The Chronicles of Iona: Exile tells the story of the Irish monk and Scottish warrior, Saint Columba and Aedan mac Gabran, who would band together to lay the foundation of the nation of Scotland. They were a real-life 6th-century Merlin and King Arthur and their story has never been told.
The book begins in 563 A.D. The Roman Empire is long gone, freeing the region of Scotland from the threat of imperial rule but opening it to chaos from warring tribes vying for control. Columba, a powerful abbot-prince, is exiled from Ireland to the pagan colony of Dal Riata on Scotland’s west coast for an act of violence. There he encounters Aedan, the down-and-out second son of the colony’s former king, slain by the Picts.
Together, this unlikely pair travels the breadth of a divided realm, each in search of his own kind of unity. Their path is fraught with blood feuds, lost love, treachery, dark gods and monsters, but also with miracles and valor. Beset on all sides, their only hope is to become allies—and to forge a daring alliance with the pagan Picts.
How Columba overcame exile and a crisis of faith to found the famous monastery of Iona (one of the greatest centers of learning in Dark Age Europe) and, from it, the Celtic Church in the British Isles; and how Aedan avenged his father’s death and became, against all odds, the progenitor of Scottish kings and the greatest warlord of his age, begins here.
For both, what begins as a personal imperative becomes a series of events that lead to the foundation of Iona and the kingdom of Scotland—events that literally change the world.
Paula de Fougerolles has a doctorate from the Department of Anglo-Saxon, Norse and Celtic, University of Cambridge, and has taught and published in the field. She has lived and traveled extensively throughout Scotland and Ireland, including a prestigious year-long Thomas J. Watson Fellowship in which she criss-crossed Europe in search of the physical remains of the so-called Dark Ages–research which ultimately led to this award-winning historical fiction series. To learn more, visit http://www.pauladefougerolles.com.
My thoughts: this was really interesting because I am a) a massive history nerd, and b) fascinated by the lesser known pockets of history. I’d heard of St Columba and Iona, which is still a holy isle, but I didn’t know much about the history of either.
It’s also interesting, to me at least, to learn about my long distant ancestors, the early Scots and Britons. It’s not a period of time you really learn much about at school – the early medieval ages are pretty much dismissed as “after the Romans left, not much happened….1066” which is obviously untrue and also really lazy.

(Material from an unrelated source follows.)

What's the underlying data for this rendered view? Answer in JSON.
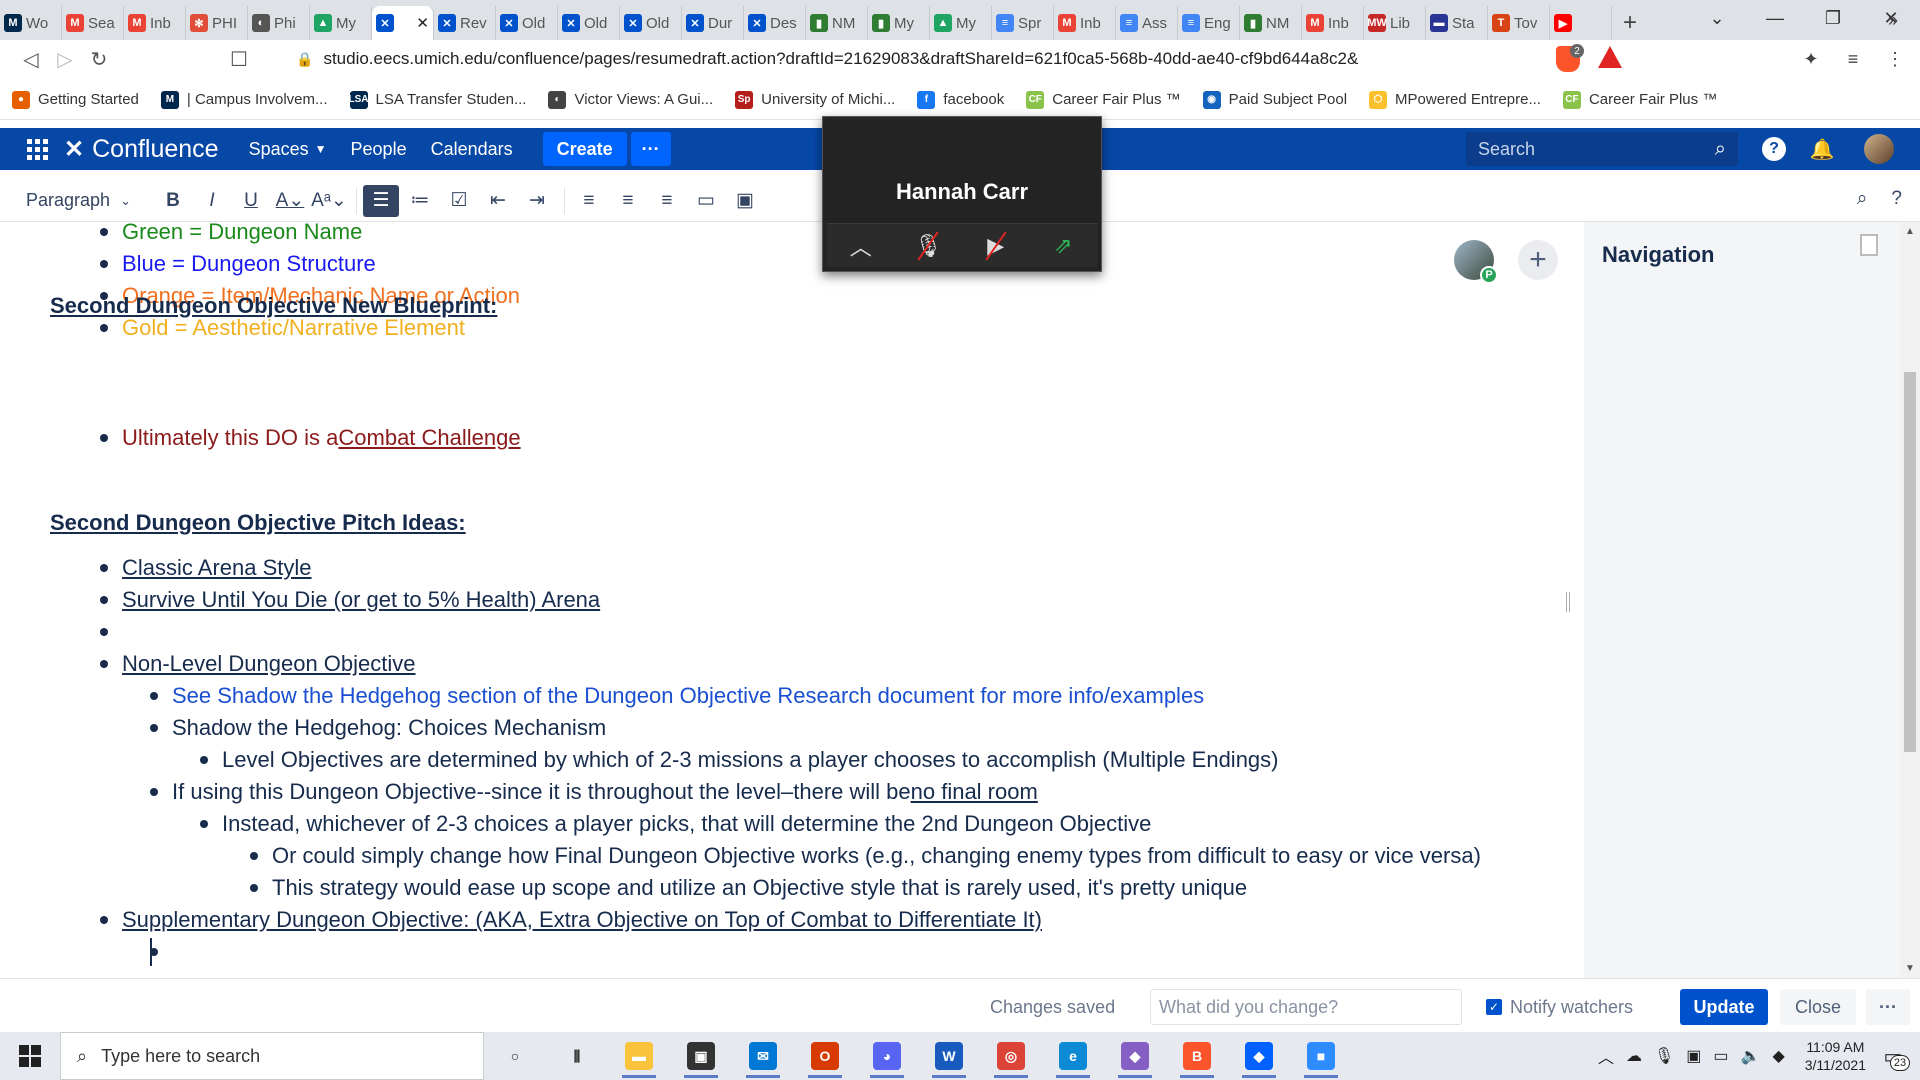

Anyway, I really enjoyed this book, part historical chronicle, part adventure, replete with woad painted Picts, greedy kings, and Nessie. Columba can come across as a bit useless at times, despite being a warrior monk and pretty intelligent, as a prince, before his calling, he probably led quite an indulged life – he just seems a bit unworldly, but then monks hidden safely away in their monasteries probably were.
Aedan is an interesting chap – second son to a murdered King, a warrior bound by a prophecy he’s not too keen on, in love with a woman he can’t have (she’s married to his brother), sent here and there by his duplicitous cousin. He does have a lovely dog though, his companion and friend through it all. He might look like a big thug but he’s also clever and determined. A sharp contrast to Columba, he’s actually lived quite a rough and tumble life, out in the thick of things.
I’m quite keen to read the rest of the series and find out how these two unlikely individuals get on in their missions – to bring Christ to the heathen Scots, settle Iona and not die, and get revenge for his father’s death, outlive the prophecy and not die.
*I was kindly gifted a copy of this book in exchange for taking part in the blog tour but all opinions remain my own.